### Material for the task

▬▬▬

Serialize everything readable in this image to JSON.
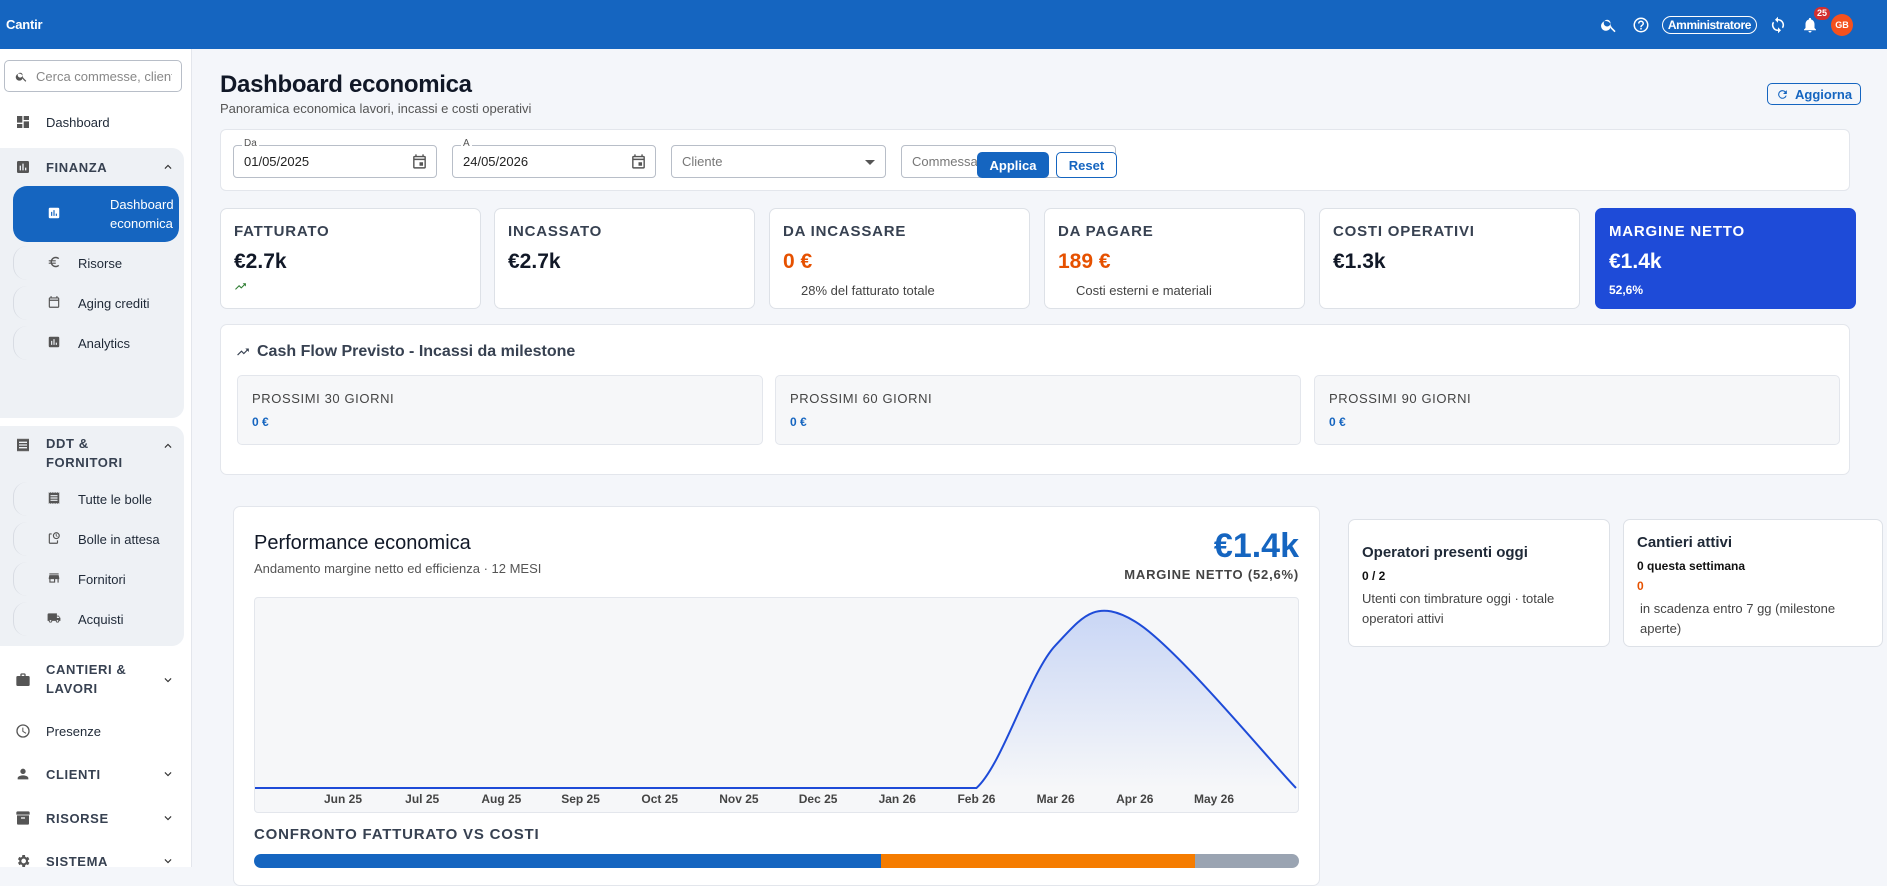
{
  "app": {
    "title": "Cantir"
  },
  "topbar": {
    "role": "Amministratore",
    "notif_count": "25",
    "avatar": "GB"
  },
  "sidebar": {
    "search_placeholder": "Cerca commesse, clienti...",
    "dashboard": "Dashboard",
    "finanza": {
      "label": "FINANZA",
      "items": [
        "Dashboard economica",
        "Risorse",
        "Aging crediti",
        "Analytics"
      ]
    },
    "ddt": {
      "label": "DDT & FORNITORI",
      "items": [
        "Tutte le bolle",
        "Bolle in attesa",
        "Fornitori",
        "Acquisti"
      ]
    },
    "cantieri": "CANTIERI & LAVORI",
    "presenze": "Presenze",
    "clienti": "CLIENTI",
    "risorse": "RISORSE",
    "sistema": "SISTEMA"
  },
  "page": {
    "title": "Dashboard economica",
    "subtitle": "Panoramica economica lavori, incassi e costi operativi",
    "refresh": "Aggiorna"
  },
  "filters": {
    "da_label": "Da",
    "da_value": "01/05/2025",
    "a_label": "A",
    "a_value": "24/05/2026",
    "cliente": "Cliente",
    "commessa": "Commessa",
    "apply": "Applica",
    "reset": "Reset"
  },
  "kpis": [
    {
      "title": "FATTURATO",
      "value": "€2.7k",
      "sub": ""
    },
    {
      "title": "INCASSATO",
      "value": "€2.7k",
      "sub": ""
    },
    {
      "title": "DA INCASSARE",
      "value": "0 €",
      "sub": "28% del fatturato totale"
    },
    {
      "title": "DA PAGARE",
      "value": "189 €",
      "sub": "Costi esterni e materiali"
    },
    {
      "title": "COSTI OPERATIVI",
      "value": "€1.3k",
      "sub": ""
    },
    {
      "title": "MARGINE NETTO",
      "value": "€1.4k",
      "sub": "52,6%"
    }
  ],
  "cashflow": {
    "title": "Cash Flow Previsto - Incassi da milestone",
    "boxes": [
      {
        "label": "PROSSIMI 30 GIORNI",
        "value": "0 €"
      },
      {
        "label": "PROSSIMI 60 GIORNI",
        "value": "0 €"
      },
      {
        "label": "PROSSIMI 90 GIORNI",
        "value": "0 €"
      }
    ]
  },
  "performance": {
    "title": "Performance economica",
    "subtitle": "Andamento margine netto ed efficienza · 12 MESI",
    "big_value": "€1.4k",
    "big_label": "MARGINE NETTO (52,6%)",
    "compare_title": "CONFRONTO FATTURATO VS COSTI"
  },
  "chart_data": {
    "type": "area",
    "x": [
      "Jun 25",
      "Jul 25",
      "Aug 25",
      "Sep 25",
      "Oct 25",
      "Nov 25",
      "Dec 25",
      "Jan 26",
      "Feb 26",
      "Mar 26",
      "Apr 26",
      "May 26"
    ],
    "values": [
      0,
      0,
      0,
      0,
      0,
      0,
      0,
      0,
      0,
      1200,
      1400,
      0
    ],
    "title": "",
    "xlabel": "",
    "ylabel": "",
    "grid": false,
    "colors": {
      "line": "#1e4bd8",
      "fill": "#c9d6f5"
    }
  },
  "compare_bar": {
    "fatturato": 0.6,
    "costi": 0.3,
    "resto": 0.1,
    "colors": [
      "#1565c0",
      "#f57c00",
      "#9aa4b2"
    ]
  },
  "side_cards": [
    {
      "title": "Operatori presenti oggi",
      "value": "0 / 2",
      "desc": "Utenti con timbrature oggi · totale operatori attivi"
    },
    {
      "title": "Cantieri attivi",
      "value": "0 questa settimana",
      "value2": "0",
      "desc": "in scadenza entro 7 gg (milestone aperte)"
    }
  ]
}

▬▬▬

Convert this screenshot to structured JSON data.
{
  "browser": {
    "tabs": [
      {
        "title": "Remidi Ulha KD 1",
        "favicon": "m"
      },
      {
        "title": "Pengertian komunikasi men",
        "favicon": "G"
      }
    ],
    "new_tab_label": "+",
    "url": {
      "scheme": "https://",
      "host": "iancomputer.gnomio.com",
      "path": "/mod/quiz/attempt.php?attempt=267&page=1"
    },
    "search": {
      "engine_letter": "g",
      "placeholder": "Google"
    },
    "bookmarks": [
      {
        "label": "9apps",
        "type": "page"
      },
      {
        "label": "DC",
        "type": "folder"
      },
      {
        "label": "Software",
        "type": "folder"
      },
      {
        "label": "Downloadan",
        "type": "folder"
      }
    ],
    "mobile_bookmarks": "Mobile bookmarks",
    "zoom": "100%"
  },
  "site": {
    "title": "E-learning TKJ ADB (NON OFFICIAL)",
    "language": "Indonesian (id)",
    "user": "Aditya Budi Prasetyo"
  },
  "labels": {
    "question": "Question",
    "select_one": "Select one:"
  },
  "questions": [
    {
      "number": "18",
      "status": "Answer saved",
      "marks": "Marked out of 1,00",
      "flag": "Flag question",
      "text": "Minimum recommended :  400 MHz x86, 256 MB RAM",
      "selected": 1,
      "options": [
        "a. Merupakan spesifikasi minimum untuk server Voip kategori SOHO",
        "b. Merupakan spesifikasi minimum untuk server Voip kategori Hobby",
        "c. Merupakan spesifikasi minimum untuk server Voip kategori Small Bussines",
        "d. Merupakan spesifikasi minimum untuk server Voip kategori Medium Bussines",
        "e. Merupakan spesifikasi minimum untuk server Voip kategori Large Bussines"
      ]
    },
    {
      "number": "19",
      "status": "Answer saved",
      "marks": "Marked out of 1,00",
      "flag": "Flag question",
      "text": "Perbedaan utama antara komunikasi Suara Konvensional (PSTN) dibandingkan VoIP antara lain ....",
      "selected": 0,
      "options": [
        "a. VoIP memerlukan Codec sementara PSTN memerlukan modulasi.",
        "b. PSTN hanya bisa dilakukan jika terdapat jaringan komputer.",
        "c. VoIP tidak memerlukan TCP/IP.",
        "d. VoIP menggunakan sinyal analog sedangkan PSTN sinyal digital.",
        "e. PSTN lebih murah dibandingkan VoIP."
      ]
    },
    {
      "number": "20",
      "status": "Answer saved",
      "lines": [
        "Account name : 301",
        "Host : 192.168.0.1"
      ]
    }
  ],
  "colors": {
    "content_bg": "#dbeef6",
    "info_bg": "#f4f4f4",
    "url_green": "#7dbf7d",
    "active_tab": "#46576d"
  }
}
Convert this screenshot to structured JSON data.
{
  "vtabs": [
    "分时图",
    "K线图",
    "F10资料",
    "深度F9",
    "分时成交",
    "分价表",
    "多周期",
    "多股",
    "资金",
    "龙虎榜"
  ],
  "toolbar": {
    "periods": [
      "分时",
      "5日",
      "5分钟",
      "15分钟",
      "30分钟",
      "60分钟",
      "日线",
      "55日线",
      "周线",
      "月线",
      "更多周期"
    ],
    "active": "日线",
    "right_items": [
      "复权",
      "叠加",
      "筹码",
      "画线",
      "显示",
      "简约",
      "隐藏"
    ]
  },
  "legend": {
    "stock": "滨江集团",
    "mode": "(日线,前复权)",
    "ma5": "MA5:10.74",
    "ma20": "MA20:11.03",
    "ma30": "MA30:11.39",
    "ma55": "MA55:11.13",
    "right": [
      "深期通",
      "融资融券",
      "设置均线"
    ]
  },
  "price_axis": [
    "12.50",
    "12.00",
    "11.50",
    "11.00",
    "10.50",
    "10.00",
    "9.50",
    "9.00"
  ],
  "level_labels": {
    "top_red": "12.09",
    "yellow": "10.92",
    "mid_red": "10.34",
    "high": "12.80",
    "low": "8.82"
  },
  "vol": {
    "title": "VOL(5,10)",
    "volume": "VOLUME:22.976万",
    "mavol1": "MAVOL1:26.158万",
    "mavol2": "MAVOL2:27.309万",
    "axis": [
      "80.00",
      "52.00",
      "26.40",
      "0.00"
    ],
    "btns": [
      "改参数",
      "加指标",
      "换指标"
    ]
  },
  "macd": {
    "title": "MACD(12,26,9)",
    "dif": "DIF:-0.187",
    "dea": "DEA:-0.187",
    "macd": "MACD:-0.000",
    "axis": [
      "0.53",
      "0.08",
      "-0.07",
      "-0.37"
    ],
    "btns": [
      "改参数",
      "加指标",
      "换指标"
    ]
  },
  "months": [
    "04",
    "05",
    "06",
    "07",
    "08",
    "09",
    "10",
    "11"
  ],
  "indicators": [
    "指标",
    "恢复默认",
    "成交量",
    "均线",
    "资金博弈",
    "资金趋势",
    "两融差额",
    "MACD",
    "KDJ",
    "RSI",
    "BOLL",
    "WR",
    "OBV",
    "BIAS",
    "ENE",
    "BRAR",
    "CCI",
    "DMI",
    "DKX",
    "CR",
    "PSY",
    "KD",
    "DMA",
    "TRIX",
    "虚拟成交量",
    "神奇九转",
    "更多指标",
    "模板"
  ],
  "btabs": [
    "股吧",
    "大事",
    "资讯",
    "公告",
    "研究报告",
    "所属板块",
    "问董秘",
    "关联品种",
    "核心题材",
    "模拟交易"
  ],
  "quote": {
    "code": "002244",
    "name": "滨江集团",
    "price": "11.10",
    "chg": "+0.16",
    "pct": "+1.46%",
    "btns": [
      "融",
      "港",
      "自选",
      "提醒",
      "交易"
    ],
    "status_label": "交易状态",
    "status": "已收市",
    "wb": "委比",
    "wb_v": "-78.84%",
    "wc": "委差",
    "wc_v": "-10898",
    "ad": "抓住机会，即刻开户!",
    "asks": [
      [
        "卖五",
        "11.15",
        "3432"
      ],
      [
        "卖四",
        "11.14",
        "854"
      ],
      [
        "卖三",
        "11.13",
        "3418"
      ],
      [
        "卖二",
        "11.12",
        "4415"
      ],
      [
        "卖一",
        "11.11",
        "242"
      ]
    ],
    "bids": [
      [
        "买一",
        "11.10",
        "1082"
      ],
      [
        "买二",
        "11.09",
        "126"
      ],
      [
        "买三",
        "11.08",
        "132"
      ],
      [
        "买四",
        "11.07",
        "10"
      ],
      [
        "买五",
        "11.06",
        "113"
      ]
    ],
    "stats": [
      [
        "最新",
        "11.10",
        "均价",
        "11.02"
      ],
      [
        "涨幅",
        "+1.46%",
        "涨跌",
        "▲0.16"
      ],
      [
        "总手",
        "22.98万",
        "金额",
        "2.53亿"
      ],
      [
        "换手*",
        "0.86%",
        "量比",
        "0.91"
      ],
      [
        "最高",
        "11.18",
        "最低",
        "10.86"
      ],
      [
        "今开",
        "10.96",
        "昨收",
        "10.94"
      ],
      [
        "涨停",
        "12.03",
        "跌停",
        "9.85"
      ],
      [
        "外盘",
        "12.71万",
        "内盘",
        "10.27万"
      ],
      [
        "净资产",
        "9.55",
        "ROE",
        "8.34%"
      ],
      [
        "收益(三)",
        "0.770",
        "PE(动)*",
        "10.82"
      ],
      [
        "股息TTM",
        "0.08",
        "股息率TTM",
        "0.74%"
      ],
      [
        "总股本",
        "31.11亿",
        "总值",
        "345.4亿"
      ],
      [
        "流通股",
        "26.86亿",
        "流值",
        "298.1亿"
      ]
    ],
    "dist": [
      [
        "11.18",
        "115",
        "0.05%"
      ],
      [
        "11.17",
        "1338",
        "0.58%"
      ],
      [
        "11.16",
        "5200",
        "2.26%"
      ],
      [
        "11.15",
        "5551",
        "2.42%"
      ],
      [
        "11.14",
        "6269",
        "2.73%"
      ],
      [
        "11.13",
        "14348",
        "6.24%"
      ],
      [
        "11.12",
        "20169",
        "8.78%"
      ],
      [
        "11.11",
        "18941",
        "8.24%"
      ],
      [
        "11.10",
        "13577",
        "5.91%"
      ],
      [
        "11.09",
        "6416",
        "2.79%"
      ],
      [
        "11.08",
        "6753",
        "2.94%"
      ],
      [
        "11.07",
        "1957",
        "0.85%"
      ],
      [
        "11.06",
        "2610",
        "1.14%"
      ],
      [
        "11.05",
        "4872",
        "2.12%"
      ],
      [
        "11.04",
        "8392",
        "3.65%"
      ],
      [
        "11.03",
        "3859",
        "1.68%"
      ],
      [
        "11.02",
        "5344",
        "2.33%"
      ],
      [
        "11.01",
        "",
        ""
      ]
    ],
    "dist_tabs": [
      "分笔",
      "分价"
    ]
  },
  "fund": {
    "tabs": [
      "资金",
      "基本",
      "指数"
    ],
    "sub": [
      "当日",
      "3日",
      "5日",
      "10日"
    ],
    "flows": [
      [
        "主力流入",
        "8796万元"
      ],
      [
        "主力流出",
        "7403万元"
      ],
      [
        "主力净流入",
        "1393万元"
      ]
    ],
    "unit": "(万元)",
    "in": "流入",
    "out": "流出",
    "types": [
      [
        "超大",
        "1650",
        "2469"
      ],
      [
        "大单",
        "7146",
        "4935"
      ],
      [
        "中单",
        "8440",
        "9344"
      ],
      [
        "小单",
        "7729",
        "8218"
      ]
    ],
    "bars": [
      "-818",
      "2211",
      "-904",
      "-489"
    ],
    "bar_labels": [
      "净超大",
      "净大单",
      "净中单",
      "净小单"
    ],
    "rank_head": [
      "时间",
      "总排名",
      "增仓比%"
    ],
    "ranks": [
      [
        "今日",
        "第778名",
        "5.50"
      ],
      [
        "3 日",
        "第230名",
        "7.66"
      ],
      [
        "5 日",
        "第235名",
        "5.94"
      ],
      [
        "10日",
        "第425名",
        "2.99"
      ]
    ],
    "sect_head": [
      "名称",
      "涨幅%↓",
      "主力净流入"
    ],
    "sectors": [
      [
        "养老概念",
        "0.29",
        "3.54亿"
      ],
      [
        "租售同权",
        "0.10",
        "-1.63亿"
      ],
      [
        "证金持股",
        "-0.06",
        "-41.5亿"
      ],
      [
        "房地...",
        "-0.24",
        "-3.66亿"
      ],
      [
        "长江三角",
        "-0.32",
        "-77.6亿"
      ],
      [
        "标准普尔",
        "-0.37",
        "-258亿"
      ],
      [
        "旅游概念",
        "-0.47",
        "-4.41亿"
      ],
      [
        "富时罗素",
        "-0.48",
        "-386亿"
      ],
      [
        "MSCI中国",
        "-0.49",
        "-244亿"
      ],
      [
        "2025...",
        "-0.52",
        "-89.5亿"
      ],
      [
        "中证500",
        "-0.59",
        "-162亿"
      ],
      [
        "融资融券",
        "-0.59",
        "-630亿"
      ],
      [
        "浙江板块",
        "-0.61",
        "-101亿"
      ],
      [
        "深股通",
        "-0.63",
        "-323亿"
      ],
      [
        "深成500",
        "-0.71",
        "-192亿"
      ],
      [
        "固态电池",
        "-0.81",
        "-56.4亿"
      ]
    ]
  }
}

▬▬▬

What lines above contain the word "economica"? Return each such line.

### Problem solution
        "Dashboard economica",
    "title": "Dashboard economica",
    "subtitle": "Panoramica economica lavori, incassi e costi operativi",
    "title": "Performance economica",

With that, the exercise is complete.